PolitiFact editor Angie Holan defended her rating of President Obama's promise that "if you've got a health care plan that you like, you can keep it" as "true" in 2008, claiming that the rating was at least accurate at the time. It is the latest example of the high-profile fact check organization's attempt to justify its long-running failure to accurately describe Obama's promise as false.
In a now-infamous October 2008 column, Holan evaluated Obama's promise as accurate, concluding that "people who want to keep their current insurance should be able to do that under Obama's plan. His description of his plan is accurate, and we rate his statement True."
PolitiFact amended that rating in several subsequent columns on variations of Obama's oft-repeated claim, but prior to 2013 never gave it a harsher grade than "half true." This was despite the fact that Obama's promise was a pretty simple true/false statement. That's why he made it: It was supposed to be a blanket assurance to anybody worried about the potential impact of the Affordable Care Act.
In fact, several million people have received cancellation notices from their insurers since the law was implemented.

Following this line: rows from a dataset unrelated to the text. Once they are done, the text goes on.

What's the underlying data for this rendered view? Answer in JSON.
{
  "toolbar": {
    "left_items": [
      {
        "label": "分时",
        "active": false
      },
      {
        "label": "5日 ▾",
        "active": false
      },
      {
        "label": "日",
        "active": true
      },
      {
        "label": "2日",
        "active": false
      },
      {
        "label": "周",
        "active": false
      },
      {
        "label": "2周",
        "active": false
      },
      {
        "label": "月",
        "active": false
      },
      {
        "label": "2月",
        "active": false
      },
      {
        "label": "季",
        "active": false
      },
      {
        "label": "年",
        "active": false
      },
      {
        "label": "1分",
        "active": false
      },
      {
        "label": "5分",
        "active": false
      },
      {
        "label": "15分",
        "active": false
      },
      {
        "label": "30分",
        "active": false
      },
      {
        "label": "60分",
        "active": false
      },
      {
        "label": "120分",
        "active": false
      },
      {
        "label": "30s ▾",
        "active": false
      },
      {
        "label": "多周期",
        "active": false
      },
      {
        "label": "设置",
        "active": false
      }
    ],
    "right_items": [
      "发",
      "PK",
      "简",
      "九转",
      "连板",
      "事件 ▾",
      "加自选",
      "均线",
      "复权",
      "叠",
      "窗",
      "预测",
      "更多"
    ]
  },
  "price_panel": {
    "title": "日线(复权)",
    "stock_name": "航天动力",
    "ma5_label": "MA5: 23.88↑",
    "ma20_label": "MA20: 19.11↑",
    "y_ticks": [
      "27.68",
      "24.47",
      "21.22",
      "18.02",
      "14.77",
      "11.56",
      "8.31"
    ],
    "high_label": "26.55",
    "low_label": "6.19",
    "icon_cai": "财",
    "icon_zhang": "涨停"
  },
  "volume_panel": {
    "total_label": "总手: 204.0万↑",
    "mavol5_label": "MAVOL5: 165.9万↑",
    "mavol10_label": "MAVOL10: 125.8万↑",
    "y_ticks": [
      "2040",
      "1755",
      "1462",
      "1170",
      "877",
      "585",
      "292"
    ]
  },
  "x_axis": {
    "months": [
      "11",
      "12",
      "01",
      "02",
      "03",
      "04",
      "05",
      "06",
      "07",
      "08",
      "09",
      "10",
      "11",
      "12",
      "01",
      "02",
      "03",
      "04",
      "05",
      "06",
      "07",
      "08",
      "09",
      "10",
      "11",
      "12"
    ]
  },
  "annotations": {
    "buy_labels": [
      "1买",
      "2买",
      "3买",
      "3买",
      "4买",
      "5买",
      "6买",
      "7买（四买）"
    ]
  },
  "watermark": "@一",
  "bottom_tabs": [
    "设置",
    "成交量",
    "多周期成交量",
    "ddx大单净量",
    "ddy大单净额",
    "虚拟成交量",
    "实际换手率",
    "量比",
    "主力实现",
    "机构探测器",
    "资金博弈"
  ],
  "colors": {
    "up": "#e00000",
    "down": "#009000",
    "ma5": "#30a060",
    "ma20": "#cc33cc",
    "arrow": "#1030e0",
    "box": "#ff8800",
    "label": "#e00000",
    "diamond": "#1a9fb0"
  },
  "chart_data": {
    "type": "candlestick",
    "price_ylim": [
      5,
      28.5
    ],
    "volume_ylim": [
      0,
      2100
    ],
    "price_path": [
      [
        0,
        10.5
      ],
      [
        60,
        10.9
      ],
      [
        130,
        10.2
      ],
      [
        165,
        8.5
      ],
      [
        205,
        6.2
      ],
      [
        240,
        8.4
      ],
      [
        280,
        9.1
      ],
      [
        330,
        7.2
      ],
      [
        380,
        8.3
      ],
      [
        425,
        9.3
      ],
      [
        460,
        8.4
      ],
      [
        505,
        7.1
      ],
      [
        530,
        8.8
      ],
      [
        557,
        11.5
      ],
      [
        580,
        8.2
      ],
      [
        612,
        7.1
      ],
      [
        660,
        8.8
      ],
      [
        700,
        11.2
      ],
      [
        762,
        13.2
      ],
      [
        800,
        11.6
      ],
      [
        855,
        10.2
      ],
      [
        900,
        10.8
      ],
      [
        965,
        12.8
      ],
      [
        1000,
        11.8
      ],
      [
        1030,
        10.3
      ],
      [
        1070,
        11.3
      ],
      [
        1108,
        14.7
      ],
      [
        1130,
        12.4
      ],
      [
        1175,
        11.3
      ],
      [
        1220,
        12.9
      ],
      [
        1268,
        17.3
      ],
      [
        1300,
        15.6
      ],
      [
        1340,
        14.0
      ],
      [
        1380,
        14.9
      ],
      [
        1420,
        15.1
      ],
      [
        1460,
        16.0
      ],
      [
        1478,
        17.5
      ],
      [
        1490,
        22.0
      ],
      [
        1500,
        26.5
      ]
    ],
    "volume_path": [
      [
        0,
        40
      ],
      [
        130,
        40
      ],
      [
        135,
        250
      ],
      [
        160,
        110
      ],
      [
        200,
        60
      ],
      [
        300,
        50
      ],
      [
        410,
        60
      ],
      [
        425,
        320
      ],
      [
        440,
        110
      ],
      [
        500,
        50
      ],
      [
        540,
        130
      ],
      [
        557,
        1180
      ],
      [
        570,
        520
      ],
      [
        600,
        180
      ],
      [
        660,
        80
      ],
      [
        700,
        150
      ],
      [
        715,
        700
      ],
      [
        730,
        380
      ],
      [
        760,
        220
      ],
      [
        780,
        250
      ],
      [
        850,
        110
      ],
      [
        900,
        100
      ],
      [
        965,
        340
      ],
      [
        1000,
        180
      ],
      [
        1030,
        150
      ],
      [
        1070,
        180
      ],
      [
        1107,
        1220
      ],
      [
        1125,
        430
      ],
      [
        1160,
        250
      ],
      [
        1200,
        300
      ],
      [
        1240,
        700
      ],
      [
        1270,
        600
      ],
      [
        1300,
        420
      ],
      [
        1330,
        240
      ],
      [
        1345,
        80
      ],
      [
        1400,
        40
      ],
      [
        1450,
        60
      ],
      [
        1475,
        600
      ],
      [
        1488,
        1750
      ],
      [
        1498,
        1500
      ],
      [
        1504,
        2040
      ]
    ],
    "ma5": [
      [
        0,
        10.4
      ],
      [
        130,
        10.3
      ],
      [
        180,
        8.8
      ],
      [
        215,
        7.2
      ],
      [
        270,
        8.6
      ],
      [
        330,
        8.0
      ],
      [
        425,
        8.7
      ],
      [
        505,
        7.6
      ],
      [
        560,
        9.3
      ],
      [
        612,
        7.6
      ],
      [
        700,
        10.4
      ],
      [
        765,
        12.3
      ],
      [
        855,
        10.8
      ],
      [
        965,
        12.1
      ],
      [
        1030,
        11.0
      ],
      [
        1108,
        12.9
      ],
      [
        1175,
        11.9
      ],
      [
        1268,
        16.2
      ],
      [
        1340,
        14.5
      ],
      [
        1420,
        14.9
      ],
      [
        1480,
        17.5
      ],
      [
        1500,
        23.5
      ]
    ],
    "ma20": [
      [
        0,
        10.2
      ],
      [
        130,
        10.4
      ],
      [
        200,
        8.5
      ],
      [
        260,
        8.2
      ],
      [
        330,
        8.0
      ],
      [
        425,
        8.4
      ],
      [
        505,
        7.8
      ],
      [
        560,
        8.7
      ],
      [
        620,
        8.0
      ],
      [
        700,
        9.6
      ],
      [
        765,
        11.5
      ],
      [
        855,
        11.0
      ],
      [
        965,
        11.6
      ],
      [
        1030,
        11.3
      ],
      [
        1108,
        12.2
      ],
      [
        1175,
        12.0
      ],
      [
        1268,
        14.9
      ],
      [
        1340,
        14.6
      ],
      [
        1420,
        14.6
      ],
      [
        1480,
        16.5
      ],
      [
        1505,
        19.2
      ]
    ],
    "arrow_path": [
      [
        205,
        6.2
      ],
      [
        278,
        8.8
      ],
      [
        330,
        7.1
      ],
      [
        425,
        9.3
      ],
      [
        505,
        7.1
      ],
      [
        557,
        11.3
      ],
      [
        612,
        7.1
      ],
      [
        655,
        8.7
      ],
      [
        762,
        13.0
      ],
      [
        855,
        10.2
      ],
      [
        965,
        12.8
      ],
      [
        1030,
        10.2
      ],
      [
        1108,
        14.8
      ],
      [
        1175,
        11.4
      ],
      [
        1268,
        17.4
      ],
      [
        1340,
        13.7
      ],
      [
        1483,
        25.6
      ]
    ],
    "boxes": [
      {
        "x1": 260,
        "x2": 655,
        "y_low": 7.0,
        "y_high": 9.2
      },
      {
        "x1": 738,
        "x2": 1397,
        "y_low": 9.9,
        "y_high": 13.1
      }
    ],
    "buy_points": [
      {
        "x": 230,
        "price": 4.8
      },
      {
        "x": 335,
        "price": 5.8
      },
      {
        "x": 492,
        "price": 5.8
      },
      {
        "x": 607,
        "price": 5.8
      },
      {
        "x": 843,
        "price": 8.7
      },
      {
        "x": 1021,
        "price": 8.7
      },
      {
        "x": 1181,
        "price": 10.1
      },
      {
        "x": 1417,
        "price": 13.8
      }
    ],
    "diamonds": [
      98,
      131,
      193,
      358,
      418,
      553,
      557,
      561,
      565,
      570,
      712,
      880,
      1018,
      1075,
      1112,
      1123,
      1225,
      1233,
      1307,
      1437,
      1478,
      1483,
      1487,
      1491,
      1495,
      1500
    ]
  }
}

On Dec. 12, PolitiFact rated Obama's claim as its "lie of the year" for 2013 while simultaneously trying to obfuscate its own history on the matter.
Roy said Holan's tweeted response was itself a "pants on fire" claim, arguing that the 2008 version of the health care law would still have disrupted the insurance marketplace.
Holan also sniped at Roy, tweeting: "BTW, if you contacted us for comment beforehand, I never saw it." But when I asked Holan in November if she still stood by PolitiFact's columns on the matter between 2008 and 2012, she refused to directly respond. (She did indicate in a subsequent column for the Poynter Institute's website that she still stood by them.)